Warren Buffet had it right when he committed to giving away more than half his money to charity. “If you’re in the luckiest one percent of humanity, you owe it to the rest of humanity to think about the other 99 percent.” And, indeed, 86% of the $316 billion giving reported in 2012, is by individuals, says Giving USA, an arm of Indiana University. Buffett’s motivation seems to be about social justice, but it is also about social good. He appears to be a guy who believes in creating opportunity for others and in doing so, fuels ideas, innovations, and projects that ultimately have an economic impact on society.
In a new book, entitled “Why Philanthropy Matters,” Zoltan J. Acs advocates that the benefit of philanthropy is that it nurtures innovation and entrepreneurship which is essential for prosperity.
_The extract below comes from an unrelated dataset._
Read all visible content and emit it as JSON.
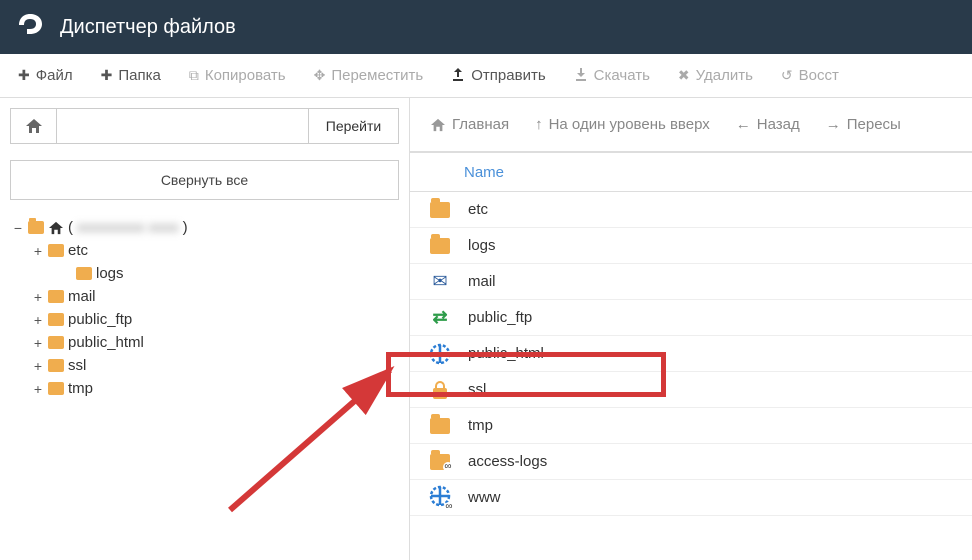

I thought about this connection between entrepreneurship and philanthropy as I pondered a new national study put out by Americans for the Arts in which some 600 corporations of all sizes were surveyed. Bearing in mind that corporate funds are only 6% of the total giving pie, on the bright side, the survey reports that corporate giving to the arts from 2009 through 2012 is up by 18% – reversing some, but certainly not all, of the losses during the height of the recession. That is heartening.
What got my head spinning, however, is that 82% of this support comes from businesses with less that $50 million in revenue. Even more startling is that 47% of that support comes from corporations with less than $1 million in revenue. Perhaps it’s wishful thinking on my part, but this focus by small business on local markets does seems to underscore the affinity that already exists between the arts and entrepreneurship, based in part upon the fact that training in the arts leads to solving problems creatively. Or, as Warren Buffet said it: “Someone’s sitting in the shade today because someone planted a tree a long time ago.”
(This post, originally published on This and That by JL, is one in a weekly series highlighting The pARTnership Movement, Americans for the Arts’ campaign to reach business leaders with the message that partnering with the arts can build their competitive advantage.)
*This article was orginally posted on ARTSblog.